“I didn’t realise how much joy it would give me to play songs about boys singing of their love for other boys,” beams Evadney on this LGBTQ+ special for his own monthly radio slot. From the uplifting intro (borrowed from My Neighbour Totoro) to his sincere praising of a song, Evadney’s shows are a joy to listen to. On this one he goes a step further, weaving speeches by queer icons and human rights activists like James Baldwin, Audre Lorde and Marsha P. Johnson between evocative music by serpentwithfeet, Sylvester and Frank Ocean. Evadney sums it up perfectly at the the end of the show, “If you have your freedom and you value your freedom, it’s worth going back to look at those that gave it to you.”

There aren’t enough documentaries to cover all of the important figures in music, which is why An Hour For… is a great show. It’s a space where passionate fans pull together homages to historical careers in music, and this one hosted by Deirdre Canavan is one dedicated to Delia Derbyshire. She opens with some of Derbyshire’s more famous songs like ‘Dance from ‘Noah’’ (sampled in that Bruce tune) and, of course, the Doctor Who theme song, before then moving into her more experimental back catalogue. Canavan also includes songs from artists who were similarly as influential and overlooked as Derbyshire like Wendy Carlos, to name just one example.

k means’ recent FACT mix has been rightly adored by many but did anyone stop to think why on earth there’s a sudden cry of “Mama!” in the middle of it? If you’d listened to this game special on her Instant Yum show you’d understand, since it comes in alongside a heap of others all taken from Banjo Kazooie. Video games have had a huge influence on k means’ music taste who as a child would play video game scores at piano concerts instead of traditional classical pieces. Nobuo Uematsu’s piano version of Final Fantasy’s battle theme, for example, comes on towards the middle of this show and you can imagine a young k means playing it before a chin-stroking audience, wondering which Debussy piece this was they’d slept on.

“If you think it’s nice, buy a slice,” laughs Dan Davies as he flips over Dubkasm’s ‘Enter The Gates’ to finish playing the entirety of the record. It’s the opening show for RWDFWD’s All Day Takeover and Davies picks favourites from his shop which he runs with Alex Digard, giving each one its time to shine. As well as playing tunes all the way through, he gives short intros and stories that bring context to the music. Just like the blurbs on their website, it connects listener with music in a way that’s genuine and down-to-earth.

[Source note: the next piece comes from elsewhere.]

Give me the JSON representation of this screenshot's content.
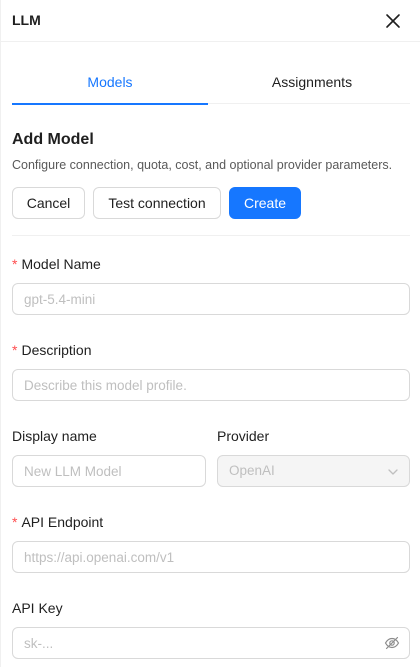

Have you ever heard the verb, to chunt? I hadn’t either. It means to ramble or mutter nonsensically. Embracing this wholeheartedly are the people of Chunt FM and Palanga Street Radio who put community at the forefront of their radio and showcase a rugged and punk approach to the medium. Mavros Skylos’ Smokes Let’s Go show is a fine display of this, rattling through country music, dub, miami bass and hip hop while coughing and singing along over the occasional squeal of microphone feedback.